AmBisome therapy for VL has an excellent efficacy and safety profile and has been adopted as a first line regimen in Bangladesh. Second line treatment options are limited and should preferably be given in short course combinations in order to prevent the development of resistant strains. Combination regimen including AmBisome, paromomycin and miltefosine proved to be safe and effective in the treatment of Indian VL. In the present study, the safety and efficacy of these same combinations were assessed in field conditions in Bangladesh. The safety and efficacy of three combination regimens: A 5 mg/kg single dose of AmBisome+7 subsequent days of miltefosine (2.5 mg/kg/day), a 5 mg/kg single dose of AmBisome+10 subsequent days of paromomycin (15 mg/kg/day) and 10 days of paromomycin (15 mg/kg/day)+miltefosine (2.5 mg/kg/day) were compared with a standard regimen of AmBisome 15 mg/kg given in 5 mg/kg doses on day 1, 3 and 5 (at the time of the study the regimen adopted in the National Treatment Guidelines). This was a phase III open label, individually randomized clinical trial, conducted between July 6, 2010 and March 22, 2014. Patients from 5 to 60 year with uncomplicated primary VL were recruited from the Community Based Medical College Bangladesh (CBMC,B) and the Upazila Health Complexes of Trishal, Bhaluka and Fulbaria (all located in Mymensingh district) and randomly assigned to any of the treatments.
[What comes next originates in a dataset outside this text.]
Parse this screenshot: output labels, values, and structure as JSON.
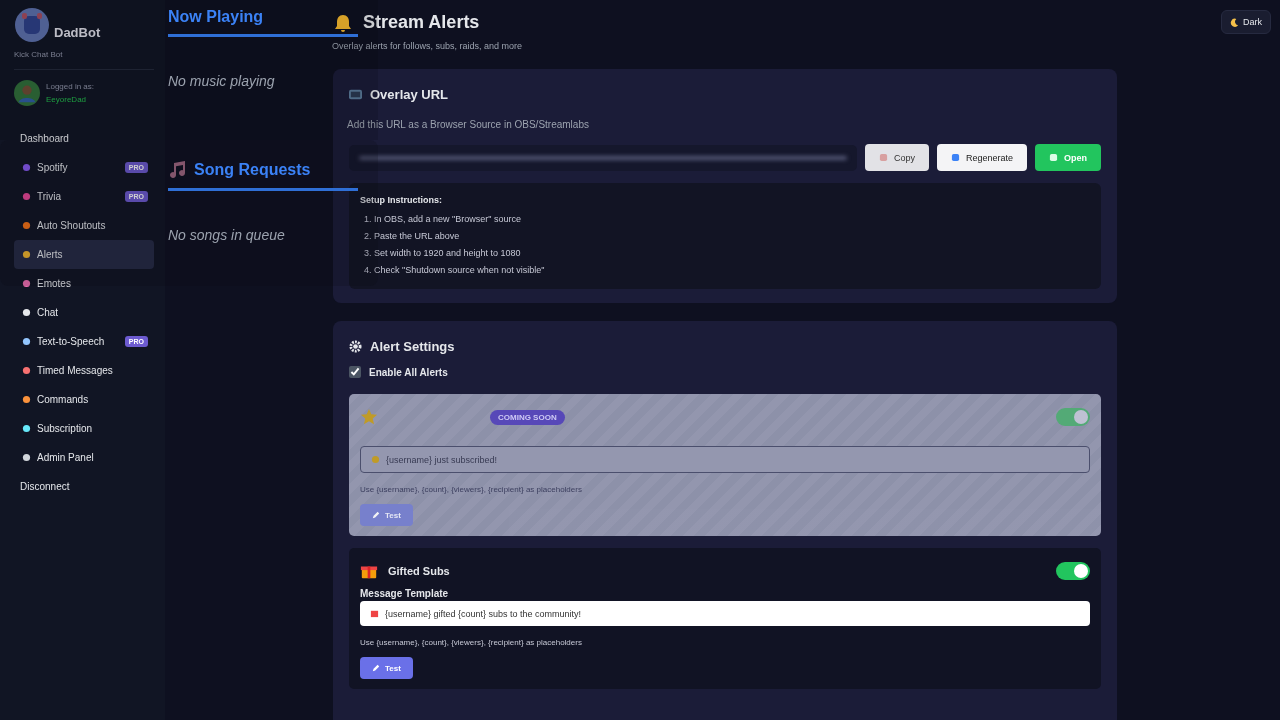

The objective was to assess definite cure at 6 months after treatment. Randomization sequences were generated centrally and stratified per site with allocation concealment by opaque and sequentially numbered sealed envelopes. 601 patients recruited between July 2010 and March 2014 received either AmBisome monotherapy (n=158), AmBisome+paromomycin (n=159), AmBisome+miltefosine (n=142) or paromomycin+miltefosine (n=142). At 6 months after treatment, final cure rates for the intention-to-treat population were 98.1% (CI 96, 0-100) for AmBisome monotherapy, 99.4% (CI 98.2-100) for the AmBisome+paromomycin arm, 94.4% (CI 90.6-98.2) for the AmBisome+miltefosine arm and 97.9% (CI 95.5-100) for paromomycin+miltefosine. The per-protocol population was 587. Three patients died and there were no relapses and PKDL. All treatments were well tolerated with no unexpected side effects. Adverse events were most frequent during treatment with miltefosine+paromomycin and three major safety events occurred in this arm, which all resolved after treatment was stopped. None of the combinations was inferior to AmBisome in both the intention-to-treat and per-protocol populations. All the combinations demonstrated excellent overall efficacy, were well tolerated and safe and could be employed under field conditions in Bangladesh.